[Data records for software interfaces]
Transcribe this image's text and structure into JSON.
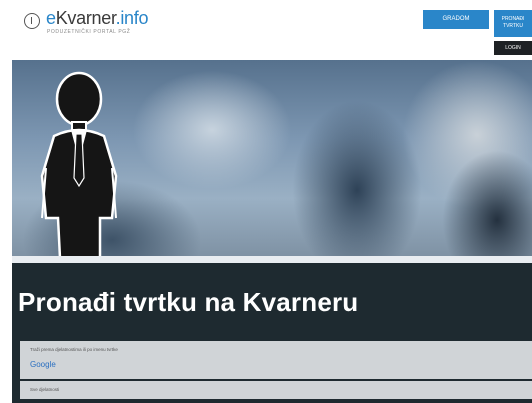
{
  "header": {
    "logo_e": "e",
    "logo_kvarner": "Kvarner",
    "logo_info": ".info",
    "logo_tagline": "PODUZETNIČKI PORTAL PGŽ",
    "btn_gradom": "GRADOM",
    "btn_pronadi_line1": "PRONAĐI",
    "btn_pronadi_line2": "TVRTKU",
    "btn_login": "LOGIN"
  },
  "hero": {
    "title": "Pronađi tvrtku na Kvarneru"
  },
  "search": {
    "label": "Traži prema djelatnostima ili po imenu tvrtke",
    "provider": "Google"
  },
  "filter": {
    "select_label": "Sve djelatnosti"
  },
  "colors": {
    "brand_blue": "#2a86c9",
    "dark_bg": "#1e2a30",
    "login_bg": "#1e2124"
  }
}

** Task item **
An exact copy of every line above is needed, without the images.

** Answer to this task **
Transcribe this image's text and structure into JSON.
{
  "header": {
    "logo_e": "e",
    "logo_kvarner": "Kvarner",
    "logo_info": ".info",
    "logo_tagline": "PODUZETNIČKI PORTAL PGŽ",
    "btn_gradom": "GRADOM",
    "btn_pronadi_line1": "PRONAĐI",
    "btn_pronadi_line2": "TVRTKU",
    "btn_login": "LOGIN"
  },
  "hero": {
    "title": "Pronađi tvrtku na Kvarneru"
  },
  "search": {
    "label": "Traži prema djelatnostima ili po imenu tvrtke",
    "provider": "Google"
  },
  "filter": {
    "select_label": "Sve djelatnosti"
  },
  "colors": {
    "brand_blue": "#2a86c9",
    "dark_bg": "#1e2a30",
    "login_bg": "#1e2124"
  }
}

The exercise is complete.